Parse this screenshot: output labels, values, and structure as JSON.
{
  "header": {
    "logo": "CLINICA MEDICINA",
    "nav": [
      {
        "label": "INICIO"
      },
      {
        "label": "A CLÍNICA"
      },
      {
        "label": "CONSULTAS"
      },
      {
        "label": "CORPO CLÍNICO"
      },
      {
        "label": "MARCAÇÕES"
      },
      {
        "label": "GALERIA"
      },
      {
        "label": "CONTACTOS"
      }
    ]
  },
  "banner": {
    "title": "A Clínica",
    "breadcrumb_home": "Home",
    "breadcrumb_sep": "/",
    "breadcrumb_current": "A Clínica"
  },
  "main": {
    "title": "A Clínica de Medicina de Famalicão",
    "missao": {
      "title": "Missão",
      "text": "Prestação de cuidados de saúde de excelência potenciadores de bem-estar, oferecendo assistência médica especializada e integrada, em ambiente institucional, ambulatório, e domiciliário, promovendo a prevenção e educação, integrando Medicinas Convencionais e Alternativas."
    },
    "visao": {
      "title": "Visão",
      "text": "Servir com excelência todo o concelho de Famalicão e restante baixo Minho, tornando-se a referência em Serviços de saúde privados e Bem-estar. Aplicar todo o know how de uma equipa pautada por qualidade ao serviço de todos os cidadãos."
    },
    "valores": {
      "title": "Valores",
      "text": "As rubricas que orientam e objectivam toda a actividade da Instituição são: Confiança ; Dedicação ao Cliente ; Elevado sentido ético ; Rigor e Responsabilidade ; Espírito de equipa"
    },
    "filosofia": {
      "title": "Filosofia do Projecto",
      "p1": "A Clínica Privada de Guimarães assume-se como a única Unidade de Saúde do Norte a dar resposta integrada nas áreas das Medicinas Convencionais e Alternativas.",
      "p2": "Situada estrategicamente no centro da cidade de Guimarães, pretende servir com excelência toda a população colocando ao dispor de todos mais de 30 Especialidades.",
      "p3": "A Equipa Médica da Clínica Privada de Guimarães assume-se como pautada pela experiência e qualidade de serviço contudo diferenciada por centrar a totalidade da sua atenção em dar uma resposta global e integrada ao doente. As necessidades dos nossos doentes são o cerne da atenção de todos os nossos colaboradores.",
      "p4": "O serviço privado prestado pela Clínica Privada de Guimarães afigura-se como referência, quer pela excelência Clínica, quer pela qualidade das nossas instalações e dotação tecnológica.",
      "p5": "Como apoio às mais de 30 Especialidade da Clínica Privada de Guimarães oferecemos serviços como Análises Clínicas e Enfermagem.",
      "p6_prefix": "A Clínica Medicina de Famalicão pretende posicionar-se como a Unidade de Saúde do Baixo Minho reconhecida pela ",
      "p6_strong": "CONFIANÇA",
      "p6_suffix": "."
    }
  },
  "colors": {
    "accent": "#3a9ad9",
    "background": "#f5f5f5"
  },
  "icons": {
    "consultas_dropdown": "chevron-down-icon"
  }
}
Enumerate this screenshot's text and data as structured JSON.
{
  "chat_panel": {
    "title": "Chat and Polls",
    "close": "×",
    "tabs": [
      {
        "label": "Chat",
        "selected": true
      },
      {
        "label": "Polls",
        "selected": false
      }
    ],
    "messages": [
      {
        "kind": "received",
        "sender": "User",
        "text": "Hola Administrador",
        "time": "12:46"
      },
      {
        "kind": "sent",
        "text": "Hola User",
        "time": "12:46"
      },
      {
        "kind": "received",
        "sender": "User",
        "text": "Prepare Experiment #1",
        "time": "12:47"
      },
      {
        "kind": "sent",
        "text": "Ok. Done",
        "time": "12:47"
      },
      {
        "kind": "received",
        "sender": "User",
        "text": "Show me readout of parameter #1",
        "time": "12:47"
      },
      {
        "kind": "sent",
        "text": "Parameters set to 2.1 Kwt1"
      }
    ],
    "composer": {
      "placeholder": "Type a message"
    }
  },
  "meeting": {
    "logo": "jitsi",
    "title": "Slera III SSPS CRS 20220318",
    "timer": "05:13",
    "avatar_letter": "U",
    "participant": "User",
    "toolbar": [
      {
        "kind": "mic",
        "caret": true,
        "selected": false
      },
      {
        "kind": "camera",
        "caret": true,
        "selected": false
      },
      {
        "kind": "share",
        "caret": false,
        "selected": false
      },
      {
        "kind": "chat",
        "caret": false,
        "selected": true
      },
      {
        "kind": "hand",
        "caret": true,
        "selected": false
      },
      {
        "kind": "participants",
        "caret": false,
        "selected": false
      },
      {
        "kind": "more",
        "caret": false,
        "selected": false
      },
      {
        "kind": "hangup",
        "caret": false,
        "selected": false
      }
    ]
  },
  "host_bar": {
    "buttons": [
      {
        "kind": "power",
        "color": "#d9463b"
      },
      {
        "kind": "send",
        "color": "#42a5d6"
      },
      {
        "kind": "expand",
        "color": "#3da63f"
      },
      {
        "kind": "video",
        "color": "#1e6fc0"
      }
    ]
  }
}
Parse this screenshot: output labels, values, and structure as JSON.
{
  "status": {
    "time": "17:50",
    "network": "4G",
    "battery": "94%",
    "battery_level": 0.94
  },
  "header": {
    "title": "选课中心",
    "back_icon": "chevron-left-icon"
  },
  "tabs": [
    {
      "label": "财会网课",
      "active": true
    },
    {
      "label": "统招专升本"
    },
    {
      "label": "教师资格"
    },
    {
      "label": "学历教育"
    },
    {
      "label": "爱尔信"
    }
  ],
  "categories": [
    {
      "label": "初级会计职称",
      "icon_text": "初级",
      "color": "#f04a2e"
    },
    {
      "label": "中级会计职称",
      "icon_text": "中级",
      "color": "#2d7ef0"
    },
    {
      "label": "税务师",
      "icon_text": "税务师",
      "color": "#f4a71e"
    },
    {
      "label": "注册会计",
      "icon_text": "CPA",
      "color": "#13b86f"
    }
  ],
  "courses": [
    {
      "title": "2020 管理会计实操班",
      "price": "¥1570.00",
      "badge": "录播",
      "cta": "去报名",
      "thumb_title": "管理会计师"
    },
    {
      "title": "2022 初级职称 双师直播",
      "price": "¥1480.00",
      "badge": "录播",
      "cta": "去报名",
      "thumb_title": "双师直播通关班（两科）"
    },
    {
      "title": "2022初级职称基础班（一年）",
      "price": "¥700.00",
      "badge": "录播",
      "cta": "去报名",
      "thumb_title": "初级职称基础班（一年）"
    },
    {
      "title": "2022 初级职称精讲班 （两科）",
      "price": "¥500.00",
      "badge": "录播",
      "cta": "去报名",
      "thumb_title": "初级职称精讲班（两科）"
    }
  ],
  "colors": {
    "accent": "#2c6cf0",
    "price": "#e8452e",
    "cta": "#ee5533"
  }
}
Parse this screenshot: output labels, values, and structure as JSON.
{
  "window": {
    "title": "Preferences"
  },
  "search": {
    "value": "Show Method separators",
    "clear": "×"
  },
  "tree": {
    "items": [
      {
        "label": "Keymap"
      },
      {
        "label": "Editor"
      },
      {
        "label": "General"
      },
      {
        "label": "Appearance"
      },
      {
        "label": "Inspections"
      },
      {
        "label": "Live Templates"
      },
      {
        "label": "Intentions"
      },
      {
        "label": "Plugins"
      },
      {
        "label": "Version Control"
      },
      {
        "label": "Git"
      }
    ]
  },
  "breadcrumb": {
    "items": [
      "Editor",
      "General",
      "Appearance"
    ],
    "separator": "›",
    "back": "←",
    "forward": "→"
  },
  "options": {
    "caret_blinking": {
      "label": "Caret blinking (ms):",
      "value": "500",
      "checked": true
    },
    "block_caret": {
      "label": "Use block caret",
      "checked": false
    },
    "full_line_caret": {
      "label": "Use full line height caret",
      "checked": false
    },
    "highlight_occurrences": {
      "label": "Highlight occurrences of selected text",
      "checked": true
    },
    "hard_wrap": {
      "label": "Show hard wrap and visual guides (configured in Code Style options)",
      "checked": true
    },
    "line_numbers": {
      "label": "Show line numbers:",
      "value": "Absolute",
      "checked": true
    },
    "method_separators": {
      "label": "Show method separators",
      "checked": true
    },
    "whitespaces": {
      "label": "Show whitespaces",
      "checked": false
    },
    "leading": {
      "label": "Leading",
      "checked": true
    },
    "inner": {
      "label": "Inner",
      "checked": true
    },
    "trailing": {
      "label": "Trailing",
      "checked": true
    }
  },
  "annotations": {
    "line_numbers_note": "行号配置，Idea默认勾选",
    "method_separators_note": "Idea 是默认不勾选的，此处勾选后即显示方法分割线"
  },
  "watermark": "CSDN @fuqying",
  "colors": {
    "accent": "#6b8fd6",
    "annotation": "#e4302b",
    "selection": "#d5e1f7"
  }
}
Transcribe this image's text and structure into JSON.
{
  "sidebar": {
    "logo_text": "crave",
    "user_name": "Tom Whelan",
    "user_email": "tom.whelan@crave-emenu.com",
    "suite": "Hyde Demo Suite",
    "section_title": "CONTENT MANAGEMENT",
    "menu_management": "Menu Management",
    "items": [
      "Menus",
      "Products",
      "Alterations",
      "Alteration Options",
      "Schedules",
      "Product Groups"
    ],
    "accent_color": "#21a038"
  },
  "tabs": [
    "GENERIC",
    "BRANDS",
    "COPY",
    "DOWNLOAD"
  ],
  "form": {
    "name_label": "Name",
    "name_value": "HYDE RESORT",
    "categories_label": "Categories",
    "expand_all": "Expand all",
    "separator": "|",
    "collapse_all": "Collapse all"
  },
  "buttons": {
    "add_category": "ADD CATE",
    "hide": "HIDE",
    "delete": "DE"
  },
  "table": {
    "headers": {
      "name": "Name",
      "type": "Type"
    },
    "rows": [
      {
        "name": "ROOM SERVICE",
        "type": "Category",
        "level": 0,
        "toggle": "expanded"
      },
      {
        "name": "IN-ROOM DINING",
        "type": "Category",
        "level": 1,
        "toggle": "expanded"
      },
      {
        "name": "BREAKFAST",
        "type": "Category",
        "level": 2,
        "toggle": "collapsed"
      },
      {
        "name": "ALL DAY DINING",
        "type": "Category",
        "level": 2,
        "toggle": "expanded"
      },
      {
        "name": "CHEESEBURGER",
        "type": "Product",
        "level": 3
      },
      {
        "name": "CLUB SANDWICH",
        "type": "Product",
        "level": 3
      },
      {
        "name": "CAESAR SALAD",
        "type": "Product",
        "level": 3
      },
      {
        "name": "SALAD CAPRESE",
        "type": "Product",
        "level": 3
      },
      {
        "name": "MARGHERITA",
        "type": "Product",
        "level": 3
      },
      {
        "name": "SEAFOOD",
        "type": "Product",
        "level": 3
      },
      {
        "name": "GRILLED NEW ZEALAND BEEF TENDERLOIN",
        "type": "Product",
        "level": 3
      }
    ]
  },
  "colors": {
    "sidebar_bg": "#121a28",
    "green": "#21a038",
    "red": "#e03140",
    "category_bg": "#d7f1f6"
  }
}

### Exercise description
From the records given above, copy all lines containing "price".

### Response to the task
      "price": "¥1570.00",
      "price": "¥1480.00",
      "price": "¥700.00",
      "price": "¥500.00",
    "price": "#e8452e",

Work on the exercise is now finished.